*** Opening of DATA EXCERPTS ***

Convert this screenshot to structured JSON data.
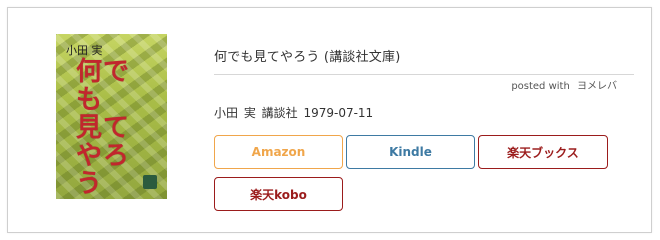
{
  "book": {
    "title": "何でも見てやろう (講談社文庫)",
    "cover": {
      "author": "小田 実",
      "title_vertical": "何でも\n見て\nやろう"
    },
    "meta": "小田 実 講談社 1979-07-11"
  },
  "posted": {
    "prefix": "posted with",
    "brand": "ヨメレバ"
  },
  "buttons": {
    "amazon": "Amazon",
    "kindle": "Kindle",
    "rakuten_books": "楽天ブックス",
    "rakuten_kobo": "楽天kobo"
  },
  "colors": {
    "amazon": "#f0a64b",
    "kindle": "#3e7aa3",
    "rakuten": "#9b1c1c",
    "cover_bg": "#b9c95a",
    "cover_title": "#c1272d"
  }
}
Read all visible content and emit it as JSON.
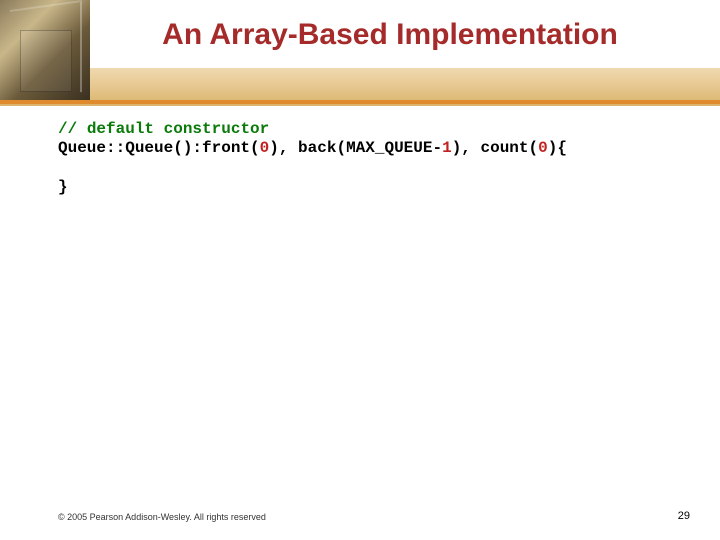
{
  "slide": {
    "title": "An Array-Based Implementation",
    "footer": "© 2005 Pearson Addison-Wesley. All rights reserved",
    "page_number": "29",
    "code": {
      "comment_prefix": "// ",
      "comment_text": "default constructor",
      "line2_a": "Queue::Queue():front(",
      "zero1": "0",
      "line2_b": "), back(MAX_QUEUE-",
      "one": "1",
      "line2_c": "), count(",
      "zero2": "0",
      "line2_d": "){",
      "close": "}"
    }
  }
}
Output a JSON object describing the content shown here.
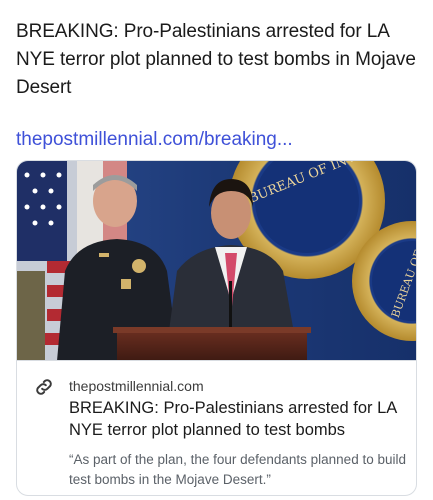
{
  "post": {
    "text": "BREAKING: Pro-Palestinians arrested for LA NYE terror plot planned to test bombs in Mojave Desert",
    "link_text": "thepostmillennial.com/breaking..."
  },
  "link_card": {
    "domain": "thepostmillennial.com",
    "title": "BREAKING: Pro-Palestinians arrested for LA NYE terror plot planned to test bombs",
    "description": "“As part of the plan, the four defendants planned to build test bombs in the Mojave Desert.”",
    "image": {
      "seal_text_top": "BUREAU OF INVESTIG",
      "seal_text_right": "BUREAU OF"
    },
    "icon": "link-icon"
  },
  "colors": {
    "link": "#3f51d8",
    "backdrop": "#1d3a78",
    "seal_gold": "#c9a040"
  }
}
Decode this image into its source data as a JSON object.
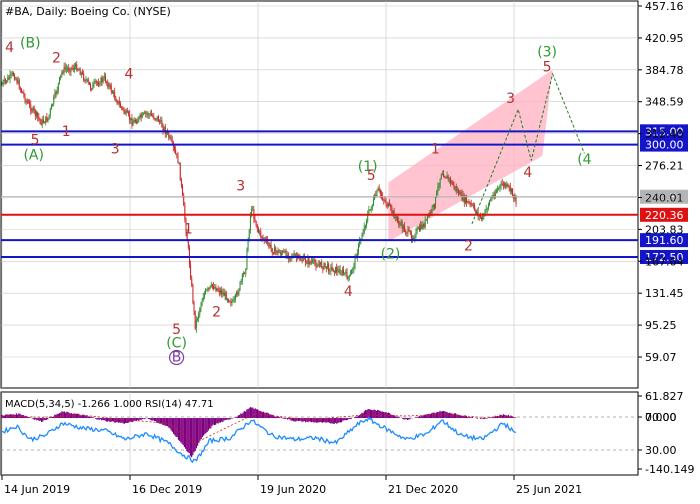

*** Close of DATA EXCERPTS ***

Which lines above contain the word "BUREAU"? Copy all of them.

      "seal_text_top": "BUREAU OF INVESTIG",
      "seal_text_right": "BUREAU OF"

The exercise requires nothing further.